The full listing is to be written out again, unchanged.

[Opening Data records section]

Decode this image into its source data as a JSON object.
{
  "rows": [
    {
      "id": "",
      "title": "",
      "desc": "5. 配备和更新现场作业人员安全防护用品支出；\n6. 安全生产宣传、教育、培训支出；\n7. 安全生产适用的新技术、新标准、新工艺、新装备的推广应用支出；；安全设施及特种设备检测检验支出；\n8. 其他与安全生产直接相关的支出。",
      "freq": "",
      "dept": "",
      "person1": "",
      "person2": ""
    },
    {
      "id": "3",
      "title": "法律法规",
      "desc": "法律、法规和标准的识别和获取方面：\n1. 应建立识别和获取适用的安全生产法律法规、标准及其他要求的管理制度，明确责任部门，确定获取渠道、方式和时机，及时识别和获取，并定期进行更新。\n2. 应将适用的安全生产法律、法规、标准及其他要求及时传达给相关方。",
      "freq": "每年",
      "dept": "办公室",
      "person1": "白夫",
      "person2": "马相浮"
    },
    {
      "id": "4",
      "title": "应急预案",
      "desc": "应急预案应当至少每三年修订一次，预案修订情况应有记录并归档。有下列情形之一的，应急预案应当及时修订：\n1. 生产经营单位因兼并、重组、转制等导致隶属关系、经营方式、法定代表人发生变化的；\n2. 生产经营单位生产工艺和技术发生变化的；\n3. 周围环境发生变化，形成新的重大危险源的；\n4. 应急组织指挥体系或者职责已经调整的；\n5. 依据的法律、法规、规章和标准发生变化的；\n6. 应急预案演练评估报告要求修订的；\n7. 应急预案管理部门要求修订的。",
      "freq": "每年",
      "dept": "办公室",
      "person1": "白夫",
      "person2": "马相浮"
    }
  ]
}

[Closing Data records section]

• **Response**
Decode this image into its source data as a JSON object.
{
  "rows": [
    {
      "id": "",
      "title": "",
      "desc": "5. 配备和更新现场作业人员安全防护用品支出；\n6. 安全生产宣传、教育、培训支出；\n7. 安全生产适用的新技术、新标准、新工艺、新装备的推广应用支出；；安全设施及特种设备检测检验支出；\n8. 其他与安全生产直接相关的支出。",
      "freq": "",
      "dept": "",
      "person1": "",
      "person2": ""
    },
    {
      "id": "3",
      "title": "法律法规",
      "desc": "法律、法规和标准的识别和获取方面：\n1. 应建立识别和获取适用的安全生产法律法规、标准及其他要求的管理制度，明确责任部门，确定获取渠道、方式和时机，及时识别和获取，并定期进行更新。\n2. 应将适用的安全生产法律、法规、标准及其他要求及时传达给相关方。",
      "freq": "每年",
      "dept": "办公室",
      "person1": "白夫",
      "person2": "马相浮"
    },
    {
      "id": "4",
      "title": "应急预案",
      "desc": "应急预案应当至少每三年修订一次，预案修订情况应有记录并归档。有下列情形之一的，应急预案应当及时修订：\n1. 生产经营单位因兼并、重组、转制等导致隶属关系、经营方式、法定代表人发生变化的；\n2. 生产经营单位生产工艺和技术发生变化的；\n3. 周围环境发生变化，形成新的重大危险源的；\n4. 应急组织指挥体系或者职责已经调整的；\n5. 依据的法律、法规、规章和标准发生变化的；\n6. 应急预案演练评估报告要求修订的；\n7. 应急预案管理部门要求修订的。",
      "freq": "每年",
      "dept": "办公室",
      "person1": "白夫",
      "person2": "马相浮"
    }
  ]
}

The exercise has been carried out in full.